The negotiations between the administration and the labor unions are expected to be particularly contentious, with the state facing another large budget deficit and the 18-month ban on layoffs agreed to contractually by Corzine in exchange for union concessions set to expire next January 1.
Going after retiree health or pension benefits may be another story, because of the legal issues involved. Both the OLS and the Attorney General’s office gave legal opinions in 2006 to a bipartisan legislative committee that a law approved by Gov. Christine Todd Whitman and the GOP-controlled legislature in 1997 had clearly established a “non-forfeitable right” for workers to receive pension benefits at the level promised when becoming vested.
Neither the OLS nor the Attorney General offered an opinion on the topic of post-retirement medical benefits, but a similar law guarantees that retiree healthcare benefits cannot be reduced from the level promised at the time an employee reaches the 25 years of service qualification for free healthcare coverage for life.
While decisions on pension and retiree benefit issues in state and federal courts over the years have upheld the inviolability of promised benefits, Colorado, Minnesota and South Dakota all cut cost-of-living increases for their pensioners, citing state budget crises and unfunded pension liabilities that put their pension funds on the brink of bankruptcy. All three cases are currently in the courts, and Christie, who cited fiscal emergency in assuming unprecedented executive powers to make mid-year budget cuts last spring, may very well be tempted to test New Jersey’s legal limits, especially if those states win their cases.
Changes in retiree health benefits, even if they applied only to current employees who have not reached 25 years of service, could reduce the state’s unfunded liability quicker than changes in the pension system would reduce that $45.6 billion liability.
That’s because while pension payments to retirees grow every year with cost-of-living adjustments until their deaths, the cost of retiree health benefits is front-loaded into the first decade or so after retirement. While the state pays the full cost of health benefits for teachers and state employees with 25 years of service upon their retirement, most retire around the age of 55 or later. Once they hit 65, the state picks up only those costs not covered by Medicare Part B. This budget year’s medical and prescription drug costs for those under age 65 totals $1.3 billion, while Medicare Part B reimbursement for those 65 and older is just $147.8 million.

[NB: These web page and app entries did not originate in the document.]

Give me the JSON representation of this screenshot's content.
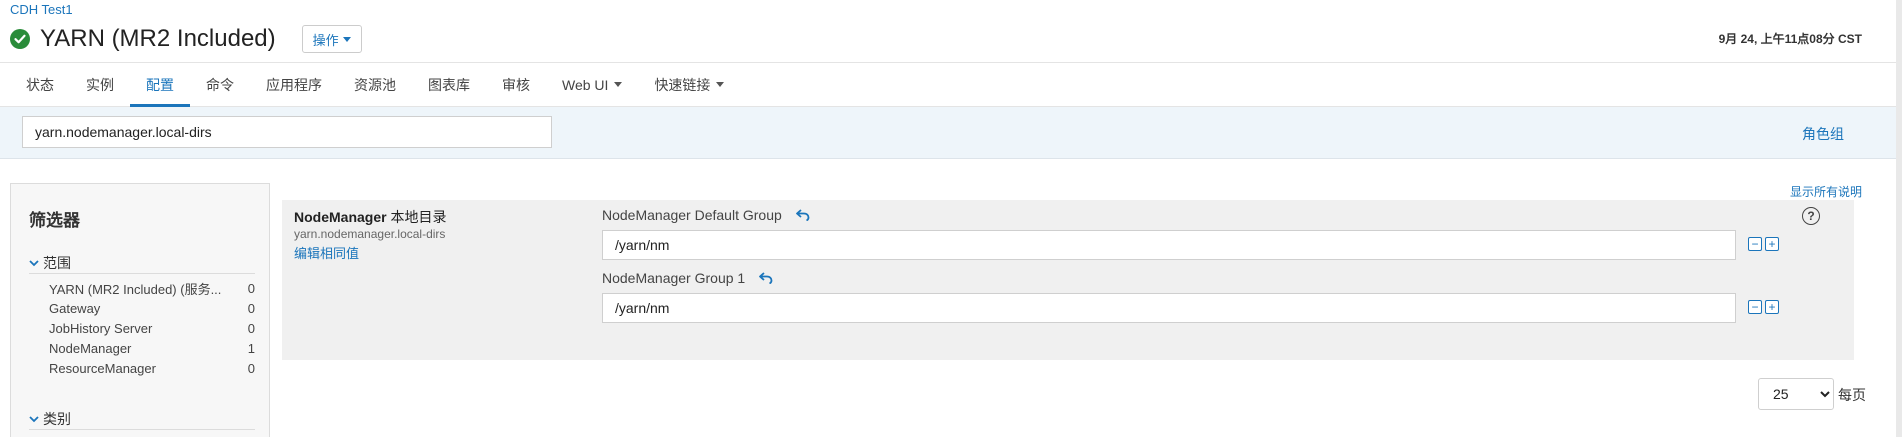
{
  "breadcrumb": "CDH Test1",
  "service": {
    "title": "YARN (MR2 Included)",
    "status_icon": "check-circle-icon",
    "status_color": "#2a8c3a"
  },
  "actions_label": "操作",
  "timestamp": "9月 24, 上午11点08分 CST",
  "tabs": [
    {
      "label": "状态"
    },
    {
      "label": "实例"
    },
    {
      "label": "配置"
    },
    {
      "label": "命令"
    },
    {
      "label": "应用程序"
    },
    {
      "label": "资源池"
    },
    {
      "label": "图表库"
    },
    {
      "label": "审核"
    },
    {
      "label": "Web UI"
    },
    {
      "label": "快速链接"
    }
  ],
  "active_tab": "配置",
  "search": {
    "value": "yarn.nodemanager.local-dirs"
  },
  "role_groups_link": "角色组",
  "filter": {
    "title": "筛选器",
    "scope": {
      "label": "范围",
      "items": [
        {
          "label": "YARN (MR2 Included) (服务...",
          "count": "0"
        },
        {
          "label": "Gateway",
          "count": "0"
        },
        {
          "label": "JobHistory Server",
          "count": "0"
        },
        {
          "label": "NodeManager",
          "count": "1"
        },
        {
          "label": "ResourceManager",
          "count": "0"
        }
      ]
    },
    "category": {
      "label": "类别"
    }
  },
  "show_all_desc": "显示所有说明",
  "property": {
    "name_bold": "NodeManager",
    "name_rest": " 本地目录",
    "key": "yarn.nodemanager.local-dirs",
    "edit_link": "编辑相同值",
    "groups": [
      {
        "label": "NodeManager Default Group",
        "value": "/yarn/nm"
      },
      {
        "label": "NodeManager Group 1",
        "value": "/yarn/nm"
      }
    ]
  },
  "pagination": {
    "page_size": "25",
    "per_page_label": "每页"
  },
  "accent_color": "#1b75bb"
}
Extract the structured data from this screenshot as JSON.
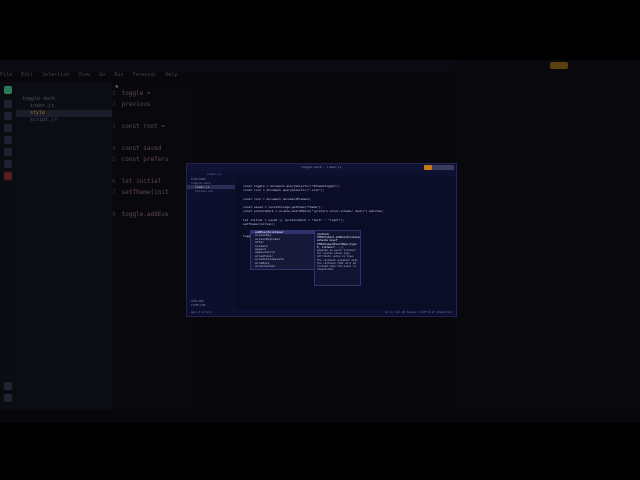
{
  "background_ide": {
    "menu": [
      "File",
      "Edit",
      "Selection",
      "View",
      "Go",
      "Run",
      "Terminal",
      "Help"
    ],
    "explorer_items": [
      "toggle-dark",
      "index.js",
      "styles.css",
      "style",
      "script.js"
    ],
    "editor_lines": [
      {
        "num": "1",
        "text": "toggle ="
      },
      {
        "num": "2",
        "text": "previous"
      },
      {
        "num": "",
        "text": ""
      },
      {
        "num": "3",
        "text": "const root ="
      },
      {
        "num": "",
        "text": ""
      },
      {
        "num": "4",
        "text": "const saved"
      },
      {
        "num": "5",
        "text": "const prefers"
      },
      {
        "num": "",
        "text": ""
      },
      {
        "num": "6",
        "text": "let initial"
      },
      {
        "num": "7",
        "text": "setTheme(init"
      },
      {
        "num": "",
        "text": ""
      },
      {
        "num": "9",
        "text": "toggle.addEve"
      }
    ],
    "accent_button_color": "#5a4010"
  },
  "foreground_ide": {
    "title": "toggle-dark — index.js",
    "tab_label": "index.js",
    "sidebar_items": [
      "EXPLORER",
      "toggle-dark",
      "index.js",
      "styles.css",
      "index.html"
    ],
    "sidebar_footer": [
      "OUTLINE",
      "TIMELINE"
    ],
    "code_lines": [
      "const toggle = document.querySelector(\"#themeToggle\");",
      "const icon = document.querySelector(\".icon\");",
      "",
      "const root = document.documentElement;",
      "",
      "const saved = localStorage.getItem(\"theme\");",
      "const prefersDark = window.matchMedia(\"(prefers-color-scheme: dark)\").matches;",
      "",
      "let initial = saved || (prefersDark ? \"dark\" : \"light\");",
      "setTheme(initial);",
      "",
      "",
      "toggle.addEventListener(\"click\", () => {"
    ],
    "autocomplete_items": [
      "addEventListener",
      "accessKey",
      "accessKeyLabel",
      "after",
      "animate",
      "append",
      "appendChild",
      "ariaAtomic",
      "ariaAutoComplete",
      "ariaBusy",
      "ariaChecked",
      "ariaColCount"
    ],
    "doc_signature": "(method) HTMLElement.addEventListener<K extends keyof HTMLElementEventMap>(type: K, listener: ...)",
    "doc_text": "Appends an event listener for events whose type attribute value is type. The callback argument sets the callback that will be invoked when the event is dispatched.",
    "status_left": "main  0 errors",
    "status_right": "Ln 13, Col 26  Spaces: 2  UTF-8  LF  JavaScript",
    "run_accent_color": "#c47a14"
  }
}
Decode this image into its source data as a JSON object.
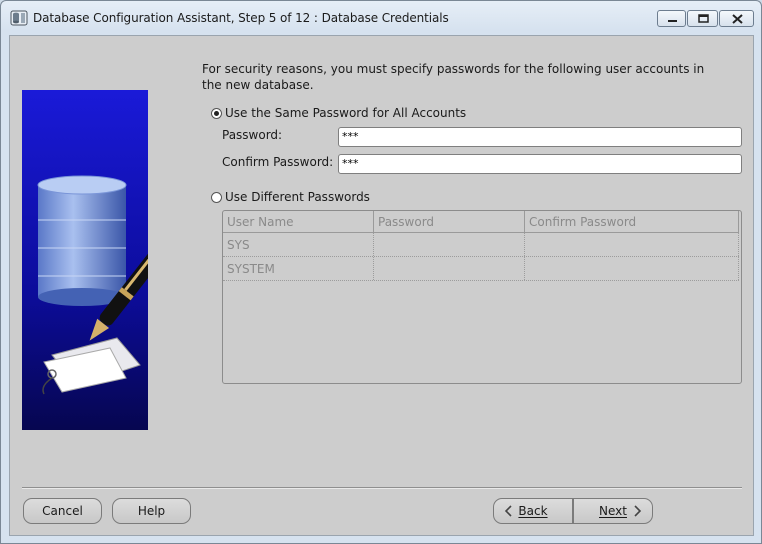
{
  "window": {
    "title": "Database Configuration Assistant, Step 5 of 12 : Database Credentials"
  },
  "intro_text": "For security reasons, you must specify passwords for the following user accounts in the new database.",
  "options": {
    "same_password": {
      "label": "Use the Same Password for All Accounts",
      "selected": true
    },
    "different_passwords": {
      "label": "Use Different Passwords",
      "selected": false
    }
  },
  "fields": {
    "password": {
      "label": "Password:",
      "value": "***"
    },
    "confirm_password": {
      "label": "Confirm Password:",
      "value": "***"
    }
  },
  "accounts_table": {
    "columns": [
      "User Name",
      "Password",
      "Confirm Password"
    ],
    "rows": [
      {
        "user": "SYS",
        "password": "",
        "confirm": ""
      },
      {
        "user": "SYSTEM",
        "password": "",
        "confirm": ""
      }
    ]
  },
  "buttons": {
    "cancel": "Cancel",
    "help": "Help",
    "back": "Back",
    "next": "Next"
  },
  "colors": {
    "panel": "#cdcdcd",
    "image_bg": "#0a0a8a"
  }
}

One reform not likely to be on the table is the creation of a separate prefunding of retiree health benefits to reduce the $68.9 billion obligation. New Jersey was one of the few states to prefund its retiree health care obligation when it did so from 1987 to 1994. Gov. Whitman ended the practice at the same time she enacted the first of a pair of pension refinancing plans enabling the state to take advantage of a booming stock market and stop making regular contributions to the pension system from the state budget -- a practice adopted by her Republican and Democratic successors.
Michael E. Morfe, the senior vice president of Aon Consulting and lead actuary on the July 20 report, told the Division of Pension and Benefits three years ago when he delivered his 2007 report that state and local governments could drastically reduce their long-term costs, which are expected to eventually hit $5.8 billion a year, through a prefunding plan that would bring costs down to an average of $3.5 billion a year as the fund earned investment income. But even in pre-recessionary 2007, Gov. Corzine, who was not making the full payment to the state’s existing pension fund, could not consider taking on a new prefunding obligation of that magnitude.
Today, only two states prefund their retiree health benefit programs, and both -- Alabama and Alaska -- have modest benefit programs compared with New Jersey and larger states.